: Teachers’ Day on 16 May this year was out of the ordinary for Astro Awani Editor in Chief, Suhaimi Sulaiman, a notable Malay College Kuala Kangsar alumni with his former English teacher, Goh Suan Poi.
The last time Suhaimi met his favourite teacher was on the last day before he left the school 35 years ago.
The two were reunited, after Goh agreed to come to Kuala Lumpur to give him a surprise on the set of the Agenda Awani studio for a live telecast which formed the highlight of its Teachers’ Day celebration coverage.
Ever the thoughtful and concerned teacher, Goh dropped by a fruit stall in Tambun, Ipoh to pick up four luscious pomelos, which happened to be Suhaimi’s favourite fruit.
She must have thought that it would make for an appropriate fruity present for her star pupil - all those years ago - on the second day of his 52nd birthday, which was celebrated with great gusto by the whole Awani office the day before.
“We kept in touch on Facebook. She always gives me words of encouragement and provides feedback on Astro Awani’s output,” said Suhaimi referring to Goh who was a great mentor to the school’s debating team of which he was a key member.
“Until now I still receive lots of advice from her.”
“I just want to tell the world it was not easy to teach a class of very cheeky teenangers of Malay College, you managed them, you managed to transform them to come on in life, make something of themselves and be a power of good unto others,” said Suhaimi during the live interview at Awani.
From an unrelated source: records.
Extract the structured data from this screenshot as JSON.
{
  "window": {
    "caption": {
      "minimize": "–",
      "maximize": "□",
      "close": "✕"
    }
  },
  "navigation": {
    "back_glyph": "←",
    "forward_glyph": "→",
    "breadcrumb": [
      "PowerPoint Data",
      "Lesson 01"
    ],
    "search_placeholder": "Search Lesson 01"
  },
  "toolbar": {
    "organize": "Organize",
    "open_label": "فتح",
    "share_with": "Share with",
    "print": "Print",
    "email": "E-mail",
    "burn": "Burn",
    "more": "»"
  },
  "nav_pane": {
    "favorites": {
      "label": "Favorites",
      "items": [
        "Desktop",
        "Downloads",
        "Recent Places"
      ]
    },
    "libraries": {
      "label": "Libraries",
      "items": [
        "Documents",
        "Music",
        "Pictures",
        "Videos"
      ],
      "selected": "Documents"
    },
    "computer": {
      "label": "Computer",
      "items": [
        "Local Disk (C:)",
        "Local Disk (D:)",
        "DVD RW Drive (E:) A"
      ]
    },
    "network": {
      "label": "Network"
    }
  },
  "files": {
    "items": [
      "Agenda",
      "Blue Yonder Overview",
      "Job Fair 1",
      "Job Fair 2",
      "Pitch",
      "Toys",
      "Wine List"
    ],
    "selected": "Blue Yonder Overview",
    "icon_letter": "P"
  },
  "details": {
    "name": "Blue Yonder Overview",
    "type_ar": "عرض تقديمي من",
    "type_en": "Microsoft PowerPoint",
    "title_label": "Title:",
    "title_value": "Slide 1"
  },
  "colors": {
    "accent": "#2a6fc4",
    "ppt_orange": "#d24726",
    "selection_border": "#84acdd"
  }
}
“One thing I liked about you was your story-telling, that is why I am in the media (industry), we are storytellers. One way you controlled the class was by telling stories and the way you weaved in the subject in the syllabus. We learnt from that and we enjoyed your class, thank you so much.” he added.
“Every time I watched Astro and I see your happy face, (I would say) that’s my student, Suhaimi Sulaiman,” said Goh.
Goh,62, used to teach in Malay College Kuala Kangsar. Later she was posted to SMK Raja Chulan and St. Michael Institute, both in Ipoh.
She retired as a teacher at the age of 50, and later studied law. She is now a practising lawyer, residing in Ipoh with her family.
“Yes I am a lawyer now but I do miss teaching and being a teacher. I think having students remembering you long after, who later become your life-long friend after a while. It is very rewarding, it has nothing to do with pecuniary gain.”
“The reward in becoming a teacher is to see the boy you nurtured to be the man Suhaimi has become," she added.